In a recent Yahoo News/YouGov poll, only 16 percent of respondents said they were following the trial very closely, with an additional 32 percent following it “somewhat” closely. “Those numbers rank as some of the lowest for any recent news event,” wrote Yahoo News’s Andrew Romano. When people were asked how the trial made them feel, the most common response was “bored.”...

A hopeful possibility... is that a guilty verdict will come as a shock to many Americans who have checked out of the news cycle, perhaps giving them pause about putting a criminal in the White House. I wouldn’t count on it, though.

I wouldn't count on it either. People already have their idea of whether or not Trump is a criminal, and if the jury doesn't agree with them, they'll be outraged at the jury. 
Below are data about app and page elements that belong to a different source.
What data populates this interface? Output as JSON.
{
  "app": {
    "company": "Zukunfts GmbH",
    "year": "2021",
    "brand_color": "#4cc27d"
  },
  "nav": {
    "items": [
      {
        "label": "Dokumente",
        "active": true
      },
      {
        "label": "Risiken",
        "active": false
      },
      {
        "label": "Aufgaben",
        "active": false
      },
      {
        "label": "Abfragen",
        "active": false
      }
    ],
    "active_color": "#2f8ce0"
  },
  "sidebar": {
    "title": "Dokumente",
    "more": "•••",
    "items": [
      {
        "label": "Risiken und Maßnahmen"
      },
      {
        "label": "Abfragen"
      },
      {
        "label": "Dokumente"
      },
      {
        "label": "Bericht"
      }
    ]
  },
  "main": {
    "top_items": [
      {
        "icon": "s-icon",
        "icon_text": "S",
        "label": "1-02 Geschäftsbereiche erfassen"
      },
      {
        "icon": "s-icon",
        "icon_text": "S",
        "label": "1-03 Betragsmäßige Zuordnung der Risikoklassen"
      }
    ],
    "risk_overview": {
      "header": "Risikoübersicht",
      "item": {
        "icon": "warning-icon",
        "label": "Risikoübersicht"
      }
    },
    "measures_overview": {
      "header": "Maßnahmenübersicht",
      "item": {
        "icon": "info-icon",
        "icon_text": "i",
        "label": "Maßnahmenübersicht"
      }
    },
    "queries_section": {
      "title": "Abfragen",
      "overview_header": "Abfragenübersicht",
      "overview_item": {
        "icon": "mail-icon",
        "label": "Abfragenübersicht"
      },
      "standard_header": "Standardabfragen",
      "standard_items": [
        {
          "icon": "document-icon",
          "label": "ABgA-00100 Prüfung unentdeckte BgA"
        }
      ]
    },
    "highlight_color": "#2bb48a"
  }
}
"In resisting disclosure of his recordings, [Richard] Nixon lamented that they 'will be seized upon by my political and journalistic opponents.'"

"Mr. Biden has likewise justified his stonewalling by claiming that the tapes would be used 'for partisan purposes.' But fear of political consequences isn’t a legitimate basis to refuse compliance with a congressional subpoena, then or now. Finally, the administration’s justification for defying congressional subpoenas stands in uneasy contrast with its prosecution of political opponents for similar conduct. The Justice Department prosecuted Trump aides Steve Bannon and Peter Navarro for criminal contempt because they refused to comply with congressional subpoenas on grounds of executive privilege.... If Nixon had to produce the tapes, so does Mr. Biden."

Writes James Burnham in "Biden, Nixon and the Hur Report/The president channels a predecessor in seeking to shield White House tapes" (Wall Street Journal).